@Hunan201p:, I have removed the Kazakh DNA Project info as it is not from a reliable source. As you questioned before whether we have to use peer-reviewed papers published in a respectable journal, I would like to draw your attention to WP:Reliable sources and, more specifically, Wikipedia:Identifying reliable sources (science): "primary sources describing genetic or genomic research into human ancestry, ancient populations, ethnicity, race, and the like, should not be used to generate content about those subjects, which are controversial. High quality secondary sources as described above should be used instead. Genetic studies of human anatomy or phenotypes like intelligence should be sourced per WP:MEDRS." "An appropriate secondary source is one that is published by a reputable publisher, is written by one or more experts in the field, and is peer reviewed".--Ermenrich (talk) 13:12, 8 April 2019 (UTC)
In fact, the first article you added also specifically says it has not been peer-reviewed, so we can't cite it either.
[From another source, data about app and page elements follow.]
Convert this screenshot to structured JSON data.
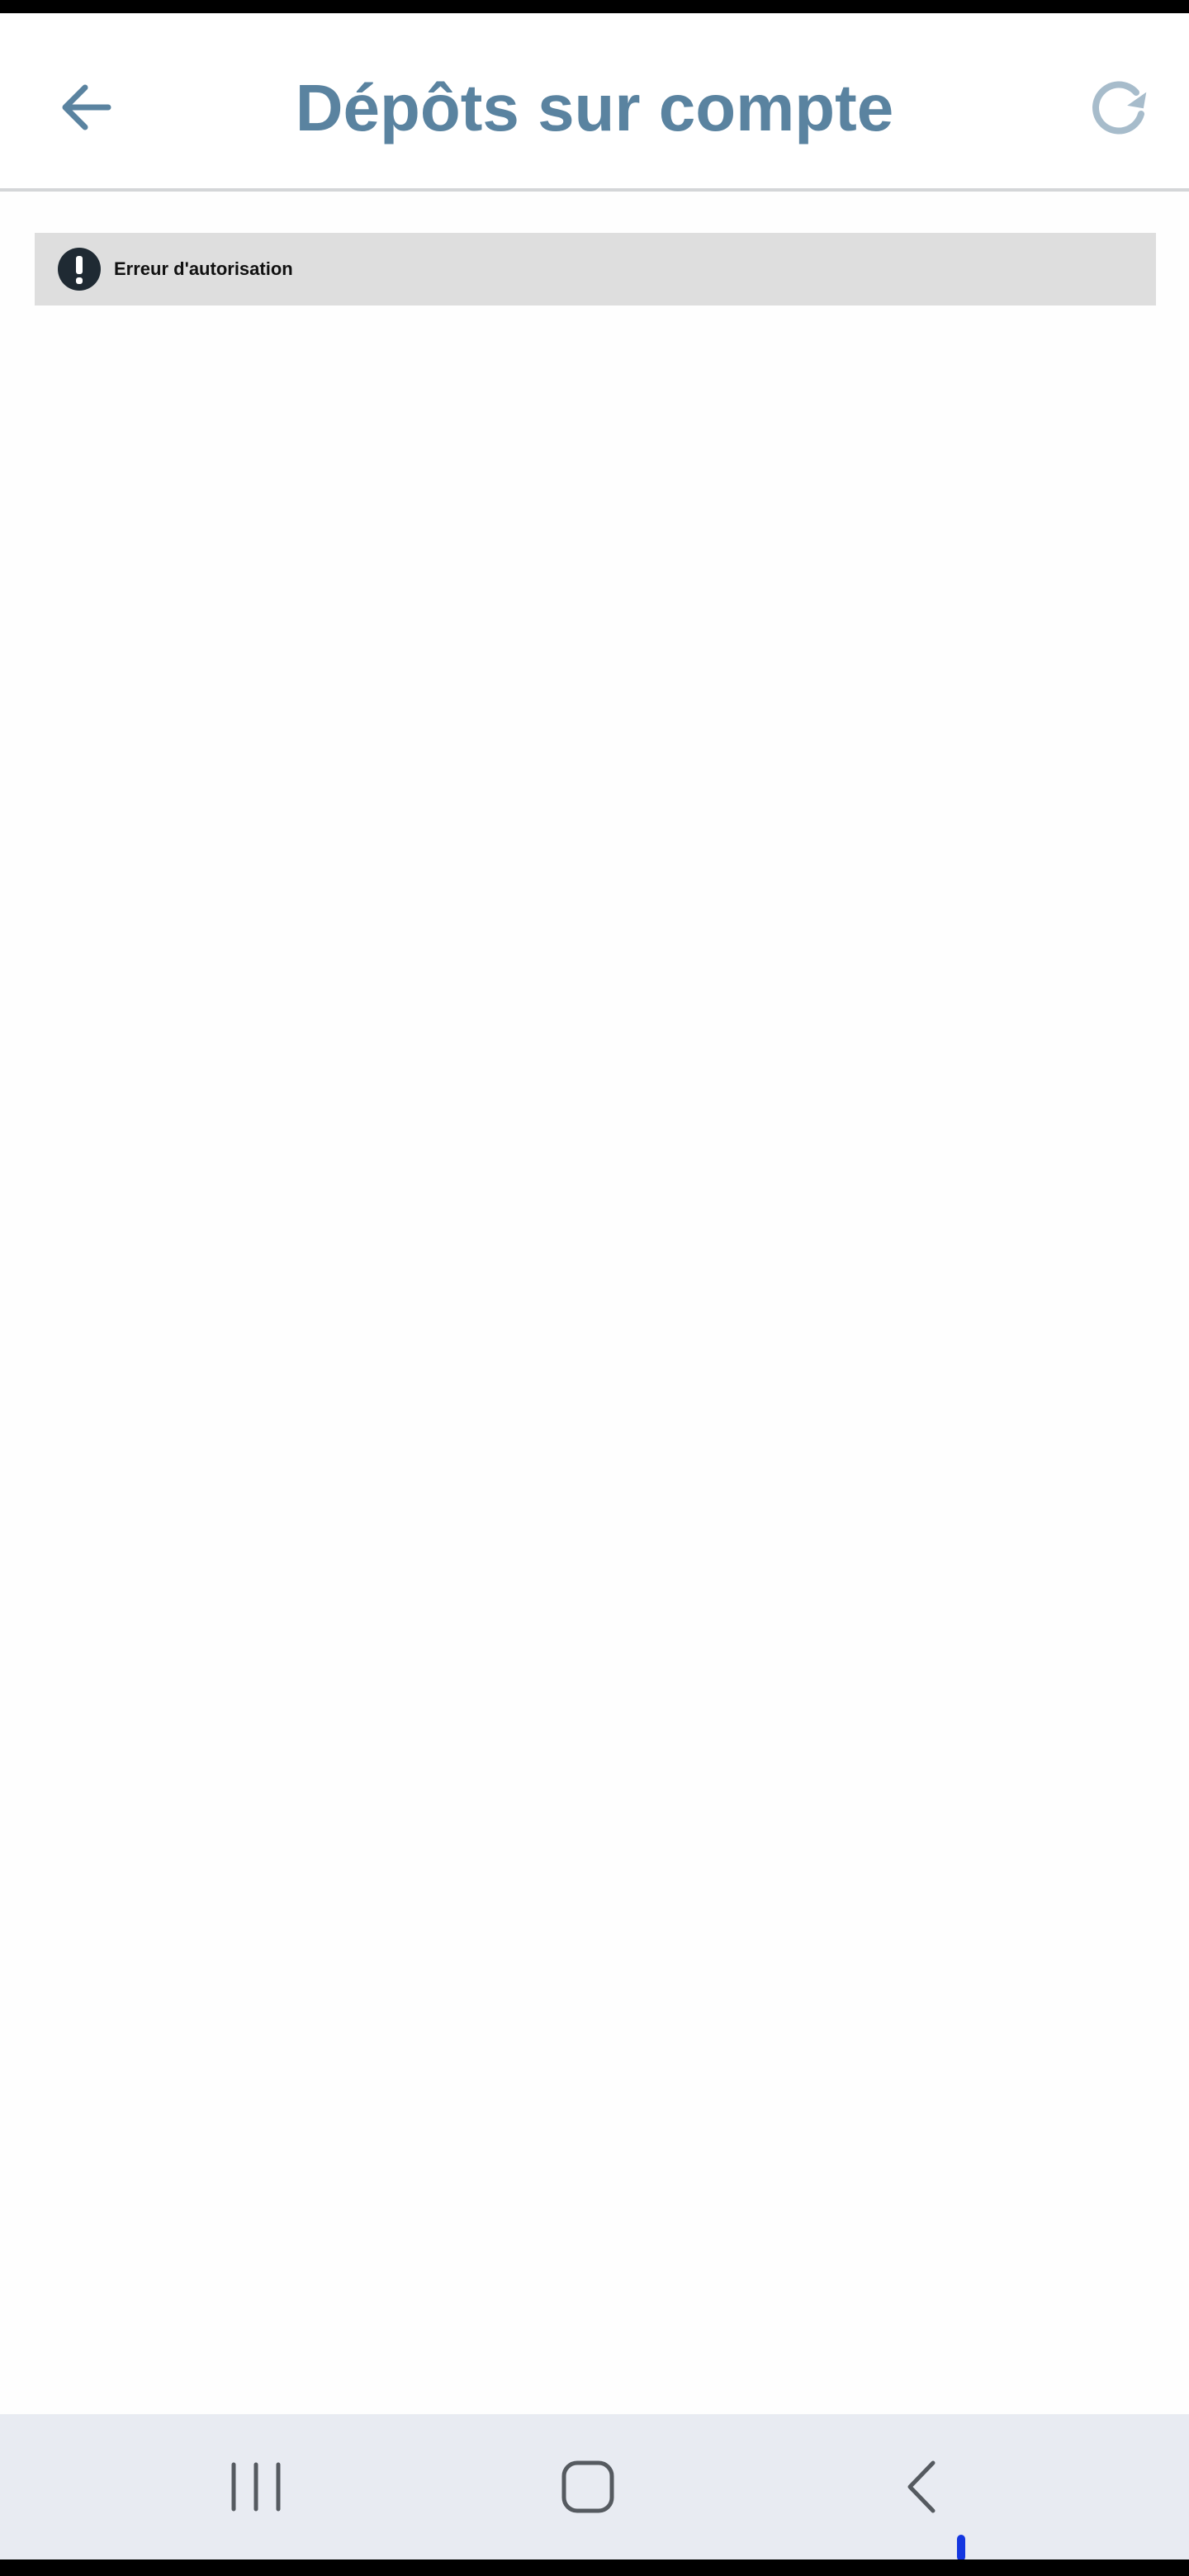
{
  "header": {
    "title": "Dépôts sur compte",
    "back_icon": "arrow-left-icon",
    "refresh_icon": "refresh-icon",
    "accent_color": "#5a83a0"
  },
  "error_banner": {
    "icon": "exclamation-circle-icon",
    "message": "Erreur d'autorisation",
    "background_color": "#dedede"
  },
  "system_nav": {
    "recent_icon": "recent-apps-icon",
    "home_icon": "home-icon",
    "back_icon": "back-chevron-icon"
  }
}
I've removed the whole section.--Ermenrich (talk) 13:16, 8 April 2019 (UTC)
Let me look up that first article because that's a pre-publishing print. It may have been peer reviewed and published by now. PLOSOne does double-blind Peer Review. As for other papers there is this one: but most of the papers I have are on the Xiongnu. EDIT: It hasn't been yet it's still undergoing the process for publication. MMFA (talk) 13:31, 8 April 2019 (UTC)
The L-M20 Hun source is available here:

OF THE NATIONAL ACADEMY OF SCIENCES OF THE REPUBLIC OF KAZAKHSTAN  SERIES OF BIOLOGICAL AND MEDICAL  ISSN 2224-5308  Volume 4, Number 322 (2017), 39 – 50 L. B. Dzhansugurova1 , K. B. Dzhantaeva1 , Nurzhibek1 , G. S. Zhunussova1 , E. B. Kuzovleva1 ,  L. Z. Musralina1 , Sh. Evinger2 , A. Kustar2 , O. A. Ixan1 , E. М. Khussainova1 1 Laboratory of Population Genetics, «Institute of General Genetics and Cytology» CS MES RK,  Almaty, Kazakhstan, 2 Department of Anthropology, Hungarian Museum of Natural History, Budapest, Hungary.  E-mail:  ISOLATION AND ANALYSIS OF ANCIENT DNA  FROM HUMAN BONES OF THE HUN PERIOD Abstract. A paleogenetic analysis of the human remains of the Hun period was carried out. It is shown that the  bone remains of the Hunnic period from Hungary are 100% characterized by the L haplotype of the Y-chromosome  and the D4j12 mtDNA haplotype, which is evidence of the Asian origin of the paternal and maternal line of the  ancient find from Europe. (talk) 16:38, 8 April 2019 (UTC)

  1. ^ Neparáczki, Endre (April 2019). "Y-chromosome haplogroups from Hun, Avar and conquering Hungarian period nomadic people of the  Carpathian Basin" (PDF). Preprint (bioRxiv): Page 7, Table 2.